Koala tea of mercy is somewhat strained
Grape Expectations by Max Crus
The koala tea of mercy is somewhat strained
THIS was supposed to be a column on koalas, specifically why the National Party should be commended for making a stand on them.

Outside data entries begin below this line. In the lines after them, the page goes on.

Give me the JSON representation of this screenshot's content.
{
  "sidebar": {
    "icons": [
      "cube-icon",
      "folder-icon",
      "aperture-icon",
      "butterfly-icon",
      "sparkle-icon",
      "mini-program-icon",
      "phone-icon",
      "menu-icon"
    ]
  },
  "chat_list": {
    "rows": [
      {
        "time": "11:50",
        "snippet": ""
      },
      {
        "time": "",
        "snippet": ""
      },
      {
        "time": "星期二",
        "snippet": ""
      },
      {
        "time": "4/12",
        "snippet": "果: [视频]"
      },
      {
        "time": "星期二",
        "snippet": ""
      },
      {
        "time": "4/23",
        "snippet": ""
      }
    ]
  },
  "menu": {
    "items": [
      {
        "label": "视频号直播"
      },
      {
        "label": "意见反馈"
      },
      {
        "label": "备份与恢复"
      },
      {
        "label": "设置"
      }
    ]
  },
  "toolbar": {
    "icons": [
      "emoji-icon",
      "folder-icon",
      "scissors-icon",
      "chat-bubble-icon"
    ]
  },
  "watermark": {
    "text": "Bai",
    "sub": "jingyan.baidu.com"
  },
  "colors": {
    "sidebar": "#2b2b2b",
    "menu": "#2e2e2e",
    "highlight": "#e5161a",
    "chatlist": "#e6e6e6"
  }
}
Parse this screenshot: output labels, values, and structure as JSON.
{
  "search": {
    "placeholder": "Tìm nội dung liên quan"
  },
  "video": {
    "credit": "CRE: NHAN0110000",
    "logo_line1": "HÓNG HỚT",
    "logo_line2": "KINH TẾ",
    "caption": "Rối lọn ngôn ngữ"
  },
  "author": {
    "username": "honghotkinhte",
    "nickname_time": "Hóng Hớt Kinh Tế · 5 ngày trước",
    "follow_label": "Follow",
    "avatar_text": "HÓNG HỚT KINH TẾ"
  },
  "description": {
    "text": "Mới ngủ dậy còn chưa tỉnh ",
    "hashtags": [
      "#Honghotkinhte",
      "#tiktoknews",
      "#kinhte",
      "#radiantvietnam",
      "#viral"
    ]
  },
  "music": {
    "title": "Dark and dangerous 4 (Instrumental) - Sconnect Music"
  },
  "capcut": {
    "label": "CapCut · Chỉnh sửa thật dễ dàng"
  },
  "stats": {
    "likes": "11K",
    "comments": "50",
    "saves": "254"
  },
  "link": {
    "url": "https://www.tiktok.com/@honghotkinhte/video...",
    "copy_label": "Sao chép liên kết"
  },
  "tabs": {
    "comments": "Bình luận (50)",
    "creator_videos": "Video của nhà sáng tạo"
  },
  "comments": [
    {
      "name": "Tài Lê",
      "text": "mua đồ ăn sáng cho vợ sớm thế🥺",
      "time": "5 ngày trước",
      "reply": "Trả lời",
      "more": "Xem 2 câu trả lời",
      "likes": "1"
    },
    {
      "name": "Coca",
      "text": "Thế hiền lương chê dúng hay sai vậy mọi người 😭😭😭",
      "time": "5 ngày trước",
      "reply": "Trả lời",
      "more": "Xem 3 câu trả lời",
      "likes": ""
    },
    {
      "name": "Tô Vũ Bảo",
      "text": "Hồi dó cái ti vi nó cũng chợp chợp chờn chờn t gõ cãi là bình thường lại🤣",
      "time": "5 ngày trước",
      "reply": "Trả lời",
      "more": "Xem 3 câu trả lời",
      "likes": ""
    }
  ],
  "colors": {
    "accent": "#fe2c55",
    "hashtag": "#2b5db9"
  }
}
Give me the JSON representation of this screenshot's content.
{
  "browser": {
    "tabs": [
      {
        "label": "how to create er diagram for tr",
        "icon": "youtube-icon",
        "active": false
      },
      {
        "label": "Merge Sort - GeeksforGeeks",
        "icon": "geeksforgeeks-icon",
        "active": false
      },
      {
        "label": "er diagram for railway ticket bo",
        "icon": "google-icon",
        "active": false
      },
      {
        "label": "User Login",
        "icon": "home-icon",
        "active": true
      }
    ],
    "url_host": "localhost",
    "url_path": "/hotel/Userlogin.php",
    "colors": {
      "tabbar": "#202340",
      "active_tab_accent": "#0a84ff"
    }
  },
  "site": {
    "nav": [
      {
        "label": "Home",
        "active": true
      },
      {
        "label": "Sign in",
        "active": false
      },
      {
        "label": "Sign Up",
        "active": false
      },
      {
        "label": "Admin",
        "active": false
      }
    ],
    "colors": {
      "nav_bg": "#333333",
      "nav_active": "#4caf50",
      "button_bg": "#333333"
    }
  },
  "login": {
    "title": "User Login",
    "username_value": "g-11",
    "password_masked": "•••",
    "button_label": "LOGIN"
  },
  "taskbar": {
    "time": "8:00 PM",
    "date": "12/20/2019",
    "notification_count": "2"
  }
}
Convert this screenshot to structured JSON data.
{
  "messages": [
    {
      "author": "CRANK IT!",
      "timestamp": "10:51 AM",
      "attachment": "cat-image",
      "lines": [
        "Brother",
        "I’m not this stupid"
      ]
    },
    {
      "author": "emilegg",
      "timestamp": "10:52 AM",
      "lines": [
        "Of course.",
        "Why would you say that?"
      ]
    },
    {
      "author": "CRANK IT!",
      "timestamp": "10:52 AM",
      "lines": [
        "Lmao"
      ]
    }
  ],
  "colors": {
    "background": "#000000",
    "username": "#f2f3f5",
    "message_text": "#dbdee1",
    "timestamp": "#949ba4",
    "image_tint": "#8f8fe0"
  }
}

Or more correctly, just stand on them.
Yes, the Nats are correct, power-hungry, latte-sipping, avo-smashing, inner-city lefty…sorry liberals, have killed all their koalas and now they’re preventing farmers killing the rest.
“Well, that’s not on,” said Deputy Pooh Bah, John Porkbarrel’emova, “unless you threaten to remove our ministerial salaries”. And rightly so.
Farmers have killed koalas for 200 hundred years (farmers before then seemed to have lived quite happily with our cuddly national mascot…but I digress), and this should be allowed to continue.
However, killing koalas is not what the Nats want.
They love koalas as much as anyone and want them preserved – no, settle, not like the CWA ladies do, they haven’t got big enough jars, but I digress – as everyone does.
All the Nats want is to knock down trees. Unfortunately especially the ones koalas like, because, coincidentally, they are also the trees farmers must remove because cows, sheep and wheat don’t like them.
Serendipitously, it turns out that they’re the same trees loggers like too, and let me tell you, those trees are worth a lot more to a timber mill than a koala. Thus the Nats love loggers almost as much as they love farmers and, unfortunately for koalas, a fair bit more than they do koalas.
And farmers need to make a living – okay, sure, so do koalas but I digress, again - and if the Nats are going to make an omelette (not only of their political strategy) a few eggs will get broken and apart from the bits on Porkbarrelaro’s face, the rest will be quite tasty thank you very much.
So, in order to make a crust, literally, farmers must clear their land, and keep clearing it until, well, until they don’t, and koalas are just a bit of collateral damage. But what else can they do?
So, this was to be a column about that, however what I really want to know is, how do soft close doors work?
Stay tuned next week to find out.
Meanwhile let’s toast our koalas, um, figuratively, it looks like the Nats’ pay packets trump their principles.
Grant Burge Barossa Shadrach Cabernet Sauvignon 2016, $114.99: A price devised by marketers, loved by accountants, and disregarded by those who can afford to drink this, so everyone is happy, especially those who love Barossa Cabernet. 9.6/10.
Grant Burge Barossa Abednego Shiraz Grenache Mourvedre 2017, $99.99: GSM is a staple of paper and printing industries, s’cuse the pun, but also the wine world. Up there with classy, weighty stock of good business cards…if anyone remembers them. 9.4/10.
Woolpunda Clare Valley Semillon Sauvignon Blanc (NV), $18: The wine that rides on the sheep’s back, this is about as full bodied as SSBs get, so approach with caution. 8.7/10.
Woolpunda Clare Valley Shiraz (NV), $18: The Clare Valley is truly blessed, as are we when it can produce stuff like this under $20, and you don’t even have to go to church. 9/10.
Burton McMahon (Yarra Valley) George’s Vineyard Chardonnay, 2019, $40: This is the sharper end of the chardonnay spectrum. Bitey and bright and a great start to the night. 9.3/10.
Burton McMahon (Yarra Valley) George’s Vineyard Pinot Noir 2019, $40: In the words of Scummo, how good is that? Matching pinot and chardonnay from George’s place. Alas who knows any Georges old enough to drink these days? Smart and sophisticated. 9.5/10.